It is important to note that a judicial review is different from an administrative review. A judicial review cannot determine whether an ETA refusal or cancellation was incorrect. Instead, it can only decide whether the process used to arrive at the decision was lawful.

Another point to consider is that a refusal or cancellation of an ETA doesn’t mean that an individual cannot enter or stay in the UK. 

An ETA is permission to travel, not a visa. Obtaining an ETA is separate from applying for and granting leave.

Those whose ETA was denied or revoked can apply for a visa to visit the UK. Alternatives to the ETA include a UK Standard Visitor visa, Transit visa, and Temporary Creative Work visa.  

Filing a judicial review

The new UK ETA system is still very much a work in progress, so there is very little information about the grounds for judicial review on an ETA refusal or cancellation, its process, or possible outcomes. 

Suppose it would be similar to a judicial review of a UK visa. In that case, claimants must apply for a judicial review within three months of the decision and grounds for the claim being released. 

The three primary grounds for making a judicial review application are illegality, procedural unfairness, and irrationality.

The claimant must have a “sufficient interest” to file for judicial review. This means the case affects the claimant directly (i.e., the applicant) or is affected by the decision (e.g., a family member). 

How to file a judicial review

Filing a judicial review in the UK involves three main stages: the pre-action stage, the permission stage, and the post-permission stage. These stages ensure a structured approach to challenging public body decisions through the legal system.

Pre-action stage

The pre-action stage involves carrying out steps before making the claim for a judicial review. 

During this stage, the claimant must first find alternative ways to resolve the dispute and acquire any information and documents needed to support the claim.

The claimant must also inform the Home Office or the public body whose decision the claimant is challenging about the claim through a letter. This public office will then have a deadline, usually 14 days, to allow them to respond to the claim. 

Only after the deadline has passed can the claimant submit the claim for judicial review. This is regardless of whether the public body responded to the claimant’s letter.

Permission stage

If the pre-action conduct does not yield satisfactory results, the second stage involves applying for permission to proceed with a judicial review. This usually takes three to six months.

Post-permission stage

If the claimant is granted permission to file the judicial review, the third and final stage is the substantive judicial review hearing. This is where the claimant’s case will be thoroughly examined.

After the hearing, a written judgment will be issued with details about the decision, whether the defendant acted lawfully, and any necessary actions.

Other options for ETA refusals and cancellations

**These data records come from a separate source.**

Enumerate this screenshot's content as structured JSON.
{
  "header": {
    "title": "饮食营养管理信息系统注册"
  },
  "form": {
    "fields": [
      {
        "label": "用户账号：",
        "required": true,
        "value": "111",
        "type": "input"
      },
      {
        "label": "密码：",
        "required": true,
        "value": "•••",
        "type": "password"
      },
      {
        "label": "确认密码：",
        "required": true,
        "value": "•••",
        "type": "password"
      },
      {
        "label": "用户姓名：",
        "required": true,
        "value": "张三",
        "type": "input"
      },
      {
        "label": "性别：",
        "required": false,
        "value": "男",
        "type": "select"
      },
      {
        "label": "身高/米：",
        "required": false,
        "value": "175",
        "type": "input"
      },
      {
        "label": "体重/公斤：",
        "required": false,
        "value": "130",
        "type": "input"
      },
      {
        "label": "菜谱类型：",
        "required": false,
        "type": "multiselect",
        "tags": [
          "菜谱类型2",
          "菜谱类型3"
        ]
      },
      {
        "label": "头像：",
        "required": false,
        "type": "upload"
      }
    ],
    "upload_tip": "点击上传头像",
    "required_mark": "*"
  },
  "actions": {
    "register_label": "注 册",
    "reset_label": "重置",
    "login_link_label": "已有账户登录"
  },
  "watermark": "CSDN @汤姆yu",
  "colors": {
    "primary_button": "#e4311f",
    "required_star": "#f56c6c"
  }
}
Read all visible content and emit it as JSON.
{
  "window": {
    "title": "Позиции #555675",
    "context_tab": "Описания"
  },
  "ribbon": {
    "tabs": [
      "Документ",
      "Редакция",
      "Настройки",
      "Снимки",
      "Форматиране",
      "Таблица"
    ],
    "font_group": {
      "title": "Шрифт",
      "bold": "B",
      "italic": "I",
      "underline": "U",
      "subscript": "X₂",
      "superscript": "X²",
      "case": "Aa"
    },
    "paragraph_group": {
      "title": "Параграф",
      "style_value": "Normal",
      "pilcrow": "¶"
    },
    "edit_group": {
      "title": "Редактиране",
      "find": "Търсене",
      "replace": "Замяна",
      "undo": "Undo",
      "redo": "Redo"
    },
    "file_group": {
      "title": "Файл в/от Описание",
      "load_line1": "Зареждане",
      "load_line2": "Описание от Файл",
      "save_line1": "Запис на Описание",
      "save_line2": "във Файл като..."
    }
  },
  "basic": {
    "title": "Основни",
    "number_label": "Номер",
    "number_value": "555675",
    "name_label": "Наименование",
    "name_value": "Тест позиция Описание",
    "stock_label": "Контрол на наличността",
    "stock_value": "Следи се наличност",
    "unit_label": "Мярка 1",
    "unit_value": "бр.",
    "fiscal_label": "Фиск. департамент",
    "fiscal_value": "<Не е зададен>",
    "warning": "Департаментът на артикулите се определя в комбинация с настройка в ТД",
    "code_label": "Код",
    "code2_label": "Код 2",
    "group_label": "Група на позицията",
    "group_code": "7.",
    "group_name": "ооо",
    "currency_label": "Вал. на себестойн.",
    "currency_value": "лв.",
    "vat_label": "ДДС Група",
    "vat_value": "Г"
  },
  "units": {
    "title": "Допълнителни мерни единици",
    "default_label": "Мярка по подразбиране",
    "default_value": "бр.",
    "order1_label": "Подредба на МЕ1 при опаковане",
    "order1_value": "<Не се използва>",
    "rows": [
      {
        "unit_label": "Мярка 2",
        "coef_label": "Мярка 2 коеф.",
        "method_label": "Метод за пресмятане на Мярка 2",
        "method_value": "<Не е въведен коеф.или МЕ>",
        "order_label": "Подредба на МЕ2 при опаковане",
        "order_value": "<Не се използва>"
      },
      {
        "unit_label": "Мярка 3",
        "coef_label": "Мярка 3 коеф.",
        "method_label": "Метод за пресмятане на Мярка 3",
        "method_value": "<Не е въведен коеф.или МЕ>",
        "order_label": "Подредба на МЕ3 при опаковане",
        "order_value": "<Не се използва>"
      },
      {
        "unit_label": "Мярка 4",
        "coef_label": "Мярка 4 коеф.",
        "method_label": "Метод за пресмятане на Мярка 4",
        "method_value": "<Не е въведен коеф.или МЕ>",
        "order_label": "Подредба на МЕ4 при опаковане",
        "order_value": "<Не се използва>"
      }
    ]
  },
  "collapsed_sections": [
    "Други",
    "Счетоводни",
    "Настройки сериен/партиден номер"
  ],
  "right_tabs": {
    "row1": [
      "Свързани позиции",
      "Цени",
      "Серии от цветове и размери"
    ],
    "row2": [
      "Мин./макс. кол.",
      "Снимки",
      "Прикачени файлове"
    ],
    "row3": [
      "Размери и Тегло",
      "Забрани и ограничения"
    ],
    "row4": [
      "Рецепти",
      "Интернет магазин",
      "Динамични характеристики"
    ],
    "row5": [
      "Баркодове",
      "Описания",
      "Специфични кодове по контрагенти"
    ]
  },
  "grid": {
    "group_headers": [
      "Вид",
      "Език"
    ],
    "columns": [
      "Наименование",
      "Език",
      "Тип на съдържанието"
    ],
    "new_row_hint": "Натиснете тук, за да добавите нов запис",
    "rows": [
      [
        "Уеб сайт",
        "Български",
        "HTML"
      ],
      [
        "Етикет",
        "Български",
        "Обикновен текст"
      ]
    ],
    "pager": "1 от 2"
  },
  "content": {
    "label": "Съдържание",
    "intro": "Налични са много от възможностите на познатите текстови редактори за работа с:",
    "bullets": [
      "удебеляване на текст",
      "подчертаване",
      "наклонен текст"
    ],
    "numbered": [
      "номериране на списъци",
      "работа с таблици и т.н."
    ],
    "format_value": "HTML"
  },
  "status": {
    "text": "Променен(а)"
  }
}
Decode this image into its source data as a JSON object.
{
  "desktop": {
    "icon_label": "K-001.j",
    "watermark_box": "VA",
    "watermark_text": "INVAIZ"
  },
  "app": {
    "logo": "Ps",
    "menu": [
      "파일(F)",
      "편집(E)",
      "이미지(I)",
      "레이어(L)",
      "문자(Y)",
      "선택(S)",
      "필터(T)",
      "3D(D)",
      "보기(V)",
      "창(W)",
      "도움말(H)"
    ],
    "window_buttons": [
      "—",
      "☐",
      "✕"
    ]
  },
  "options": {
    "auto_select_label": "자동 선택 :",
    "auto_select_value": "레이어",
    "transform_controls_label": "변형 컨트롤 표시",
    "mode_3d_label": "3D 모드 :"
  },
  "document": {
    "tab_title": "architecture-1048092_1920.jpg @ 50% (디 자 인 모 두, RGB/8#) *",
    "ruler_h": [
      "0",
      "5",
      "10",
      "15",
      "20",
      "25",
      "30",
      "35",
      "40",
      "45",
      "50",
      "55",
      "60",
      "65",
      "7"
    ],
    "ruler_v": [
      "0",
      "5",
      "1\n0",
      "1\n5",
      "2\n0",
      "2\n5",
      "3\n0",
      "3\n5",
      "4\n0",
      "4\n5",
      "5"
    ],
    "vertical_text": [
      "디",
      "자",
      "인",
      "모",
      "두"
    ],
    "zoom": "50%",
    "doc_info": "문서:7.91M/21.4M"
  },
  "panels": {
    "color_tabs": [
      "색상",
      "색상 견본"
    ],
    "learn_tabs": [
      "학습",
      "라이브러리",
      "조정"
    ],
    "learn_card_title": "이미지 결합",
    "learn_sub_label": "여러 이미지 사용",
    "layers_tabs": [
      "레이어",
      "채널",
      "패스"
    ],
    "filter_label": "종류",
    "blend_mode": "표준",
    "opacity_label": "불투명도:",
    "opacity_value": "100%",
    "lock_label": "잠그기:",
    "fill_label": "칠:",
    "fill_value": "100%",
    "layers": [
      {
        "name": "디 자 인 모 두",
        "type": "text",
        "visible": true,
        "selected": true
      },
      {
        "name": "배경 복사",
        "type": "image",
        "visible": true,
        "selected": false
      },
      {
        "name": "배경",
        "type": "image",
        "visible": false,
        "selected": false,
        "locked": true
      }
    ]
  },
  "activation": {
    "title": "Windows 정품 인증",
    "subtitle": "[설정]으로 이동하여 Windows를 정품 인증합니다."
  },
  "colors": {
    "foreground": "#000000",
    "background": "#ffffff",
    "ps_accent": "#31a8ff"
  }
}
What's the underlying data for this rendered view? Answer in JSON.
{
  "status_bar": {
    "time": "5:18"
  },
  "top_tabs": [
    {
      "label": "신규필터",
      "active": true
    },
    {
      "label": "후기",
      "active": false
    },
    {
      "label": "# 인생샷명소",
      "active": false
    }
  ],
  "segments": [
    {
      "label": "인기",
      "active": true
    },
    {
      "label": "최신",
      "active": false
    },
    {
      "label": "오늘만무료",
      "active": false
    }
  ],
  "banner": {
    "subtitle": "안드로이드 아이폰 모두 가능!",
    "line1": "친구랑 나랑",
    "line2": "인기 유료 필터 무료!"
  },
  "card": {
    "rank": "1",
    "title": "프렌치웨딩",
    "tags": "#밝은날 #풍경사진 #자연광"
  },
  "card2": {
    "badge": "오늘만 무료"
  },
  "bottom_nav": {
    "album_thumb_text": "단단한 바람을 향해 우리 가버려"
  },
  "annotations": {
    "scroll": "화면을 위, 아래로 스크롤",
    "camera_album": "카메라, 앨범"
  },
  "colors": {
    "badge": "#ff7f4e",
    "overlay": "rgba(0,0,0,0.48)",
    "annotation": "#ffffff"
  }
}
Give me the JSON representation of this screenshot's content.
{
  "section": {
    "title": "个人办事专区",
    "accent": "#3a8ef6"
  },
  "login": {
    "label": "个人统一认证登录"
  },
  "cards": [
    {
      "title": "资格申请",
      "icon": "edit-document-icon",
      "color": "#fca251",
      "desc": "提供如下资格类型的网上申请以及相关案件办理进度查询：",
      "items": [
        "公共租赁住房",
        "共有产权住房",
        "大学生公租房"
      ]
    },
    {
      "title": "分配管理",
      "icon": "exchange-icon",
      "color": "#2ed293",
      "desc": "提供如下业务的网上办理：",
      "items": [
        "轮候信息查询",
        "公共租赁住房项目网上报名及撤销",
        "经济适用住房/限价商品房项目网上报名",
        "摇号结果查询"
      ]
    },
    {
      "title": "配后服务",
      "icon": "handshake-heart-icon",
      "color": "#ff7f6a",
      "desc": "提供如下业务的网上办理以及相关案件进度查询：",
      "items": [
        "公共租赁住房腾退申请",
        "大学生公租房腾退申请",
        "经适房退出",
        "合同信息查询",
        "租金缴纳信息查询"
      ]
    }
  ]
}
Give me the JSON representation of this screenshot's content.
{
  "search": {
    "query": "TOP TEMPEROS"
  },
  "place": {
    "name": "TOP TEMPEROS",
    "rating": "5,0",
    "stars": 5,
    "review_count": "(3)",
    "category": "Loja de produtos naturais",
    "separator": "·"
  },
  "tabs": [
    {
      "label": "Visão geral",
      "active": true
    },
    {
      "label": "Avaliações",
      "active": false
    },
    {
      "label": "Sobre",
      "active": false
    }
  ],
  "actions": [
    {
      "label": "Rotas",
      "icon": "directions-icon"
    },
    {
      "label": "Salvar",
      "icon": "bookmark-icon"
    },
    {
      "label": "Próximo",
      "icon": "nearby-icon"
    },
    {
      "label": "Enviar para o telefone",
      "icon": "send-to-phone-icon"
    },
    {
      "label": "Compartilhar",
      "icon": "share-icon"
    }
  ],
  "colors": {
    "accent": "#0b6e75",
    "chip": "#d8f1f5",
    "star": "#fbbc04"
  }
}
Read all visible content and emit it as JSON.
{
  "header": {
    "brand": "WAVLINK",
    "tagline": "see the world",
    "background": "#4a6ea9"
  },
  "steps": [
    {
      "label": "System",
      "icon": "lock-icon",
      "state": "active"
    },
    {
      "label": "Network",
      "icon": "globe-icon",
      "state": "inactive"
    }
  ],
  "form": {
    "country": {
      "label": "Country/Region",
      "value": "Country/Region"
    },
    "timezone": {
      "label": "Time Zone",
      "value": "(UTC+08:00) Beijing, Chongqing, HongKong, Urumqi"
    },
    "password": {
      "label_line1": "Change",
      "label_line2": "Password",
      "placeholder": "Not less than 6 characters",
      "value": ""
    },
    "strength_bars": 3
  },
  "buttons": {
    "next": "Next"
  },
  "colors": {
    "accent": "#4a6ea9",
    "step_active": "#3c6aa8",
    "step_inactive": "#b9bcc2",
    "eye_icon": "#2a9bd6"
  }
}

A judicial review demands more time and resources from the claimant. Applicants whose ETA was denied can try to resubmit the application and pay the fee again, correcting any mistakes in the previously denied application. 

The other option is to apply for a UK visa. This is the most straightforward alternative for travelers who want to visit the UK even if their ETA application is refused or canceled. 

Applying for a UK visa is more complex, costs more, and takes longer, so they may have to adjust travel plans accordingly.

Still, applying for a visa could be more challenging if the ETA refusal or cancellation was due to severe grounds. In cases of grave criminal convictions, repeated immigration breaches, or ties to illegal groups, the visa application is unlikely to be approved.

Not being able to obtain a UK visa would mean the individual cannot visit the UK or transit through the country.

Overturning a rejection of a UK visa application can be difficult and depends on the gravity of the basis for the decision. 

For complex appeals and reviews of Home Office decisions, it is highly recommended to seek advice and assistance from immigration lawyers and advocates. They can help exhaust every avenue to help plead the case for the individual to be granted a UK visa.